Many years ago, my sister had a Chicago apartment as close to the El as the one Elwood Blues inhabits in this scene from The Blues Brothers. Her apartment was nicer, and considerably more spacious, but from her back room, I swear you could open the window and almost touch the train tracks.
She got used to it. And we got used to stopping every 8 – 10 minutes into a phone conversation to let the train go by. Point is, it was just one imperfection (albeit a large, noisy, rumbling one) at a property that had lots of other things going for it. It was less than a block from Wrigley Field. You had your choice of a ton of great bars and restaurants, every night of the week. And, obviously, it was close to public transportation.
I bring this up as we’re seeing more and more buyers suffering from “paralysis of analysis”, especially when looking at new construction. They’re spending days fretting over whether a lot is too small, or too big, or too close to the road or too far from the park, or whether they’re getting all the upgrades they want at exactly the price they want to pay.
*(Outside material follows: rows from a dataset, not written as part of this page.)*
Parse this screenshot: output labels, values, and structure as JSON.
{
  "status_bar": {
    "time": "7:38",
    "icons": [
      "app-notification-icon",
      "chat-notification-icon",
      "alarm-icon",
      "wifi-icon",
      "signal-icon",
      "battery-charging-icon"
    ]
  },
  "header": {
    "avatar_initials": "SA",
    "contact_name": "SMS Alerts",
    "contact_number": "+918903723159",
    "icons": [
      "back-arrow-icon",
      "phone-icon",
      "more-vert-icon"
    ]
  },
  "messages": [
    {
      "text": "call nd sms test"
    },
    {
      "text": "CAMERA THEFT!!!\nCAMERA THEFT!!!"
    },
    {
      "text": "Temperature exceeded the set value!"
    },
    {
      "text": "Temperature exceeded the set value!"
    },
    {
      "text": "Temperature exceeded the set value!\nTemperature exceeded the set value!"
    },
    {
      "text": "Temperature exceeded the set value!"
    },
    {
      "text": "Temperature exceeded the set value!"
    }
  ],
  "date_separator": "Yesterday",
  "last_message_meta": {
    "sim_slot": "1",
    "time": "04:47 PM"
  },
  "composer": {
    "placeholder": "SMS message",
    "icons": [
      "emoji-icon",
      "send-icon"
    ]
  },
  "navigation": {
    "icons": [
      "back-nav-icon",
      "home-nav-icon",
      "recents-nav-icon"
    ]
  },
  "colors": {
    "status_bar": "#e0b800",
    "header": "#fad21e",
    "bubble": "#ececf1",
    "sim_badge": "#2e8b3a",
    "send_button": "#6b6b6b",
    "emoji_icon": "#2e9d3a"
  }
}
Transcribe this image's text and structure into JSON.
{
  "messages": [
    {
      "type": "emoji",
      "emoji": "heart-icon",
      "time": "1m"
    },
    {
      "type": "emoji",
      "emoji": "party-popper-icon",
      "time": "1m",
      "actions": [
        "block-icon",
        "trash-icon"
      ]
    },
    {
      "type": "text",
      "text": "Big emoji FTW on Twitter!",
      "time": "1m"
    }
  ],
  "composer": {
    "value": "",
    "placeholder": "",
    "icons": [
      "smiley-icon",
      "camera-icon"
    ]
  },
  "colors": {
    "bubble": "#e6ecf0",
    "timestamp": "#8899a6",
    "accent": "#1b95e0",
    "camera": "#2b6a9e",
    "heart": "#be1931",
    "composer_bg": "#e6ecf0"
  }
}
Meanwhile, a less picky (some would say more realistic) buyer swoops in and snaps up the property they’re interested in, leaving them wondering what went wrong.
No house or property is perfect. But there are plenty that will come close. For buyers, the key is to have a clearly defined list of “must haves” vs. “like to haves”, and a real understanding of what it means to be flexible. Here are a few reasons why:
Inventory is tight
There are just fewer homes on the market in most areas right now than there were a year or two ago. So there are more buyers vying for fewer houses. When you see a home that has you checking off most of the “must haves” on your list, be ready to jump…and fast.
Builders are no longer giving away the farm (or the kitchen, or the bonus room)
Builders aren’t throwing in extra incentives for free as much as they were during the worst part of the downturn. They don’t have to…if you won’t buy at their price, they know there’s someone coming in the door behind you who will. So if you want the upgraded Silestone counters, or custom cabinetry, be prepared to pay for it.
The price is right (but it may not be for long)
Low prices coupled with historically low interest rates make right now a great time to buy. But the longer you wait, the more likely it is that you’ll pay more. Prices in many neighborhoods are already inching up. And does anyone believe interest rates won’t, at some point, start climbing again?
Buyers also need to think longer term. Do you plan on living in the home for five years? 10 years? Than make sure you don’t eliminate a good deal based on a situation that may only exist for a year or two (a vacant lot next door, a pond that may require a little extra supervision in the short-term for young children, etc.). If you’re in it for the long haul, a little extra effort/tolerance now can pay off down the road as home prices rise and the area improves, etc.
With a little flexibility, and a little vision, buyers have a lot of great opportunities available to them today. There will never be a 100% perfect home (at least, we haven’t seen one). But what looks like an imperfection today could be the one thing that makes you, and your family, look back on your time in a home and think, “That was perfect”.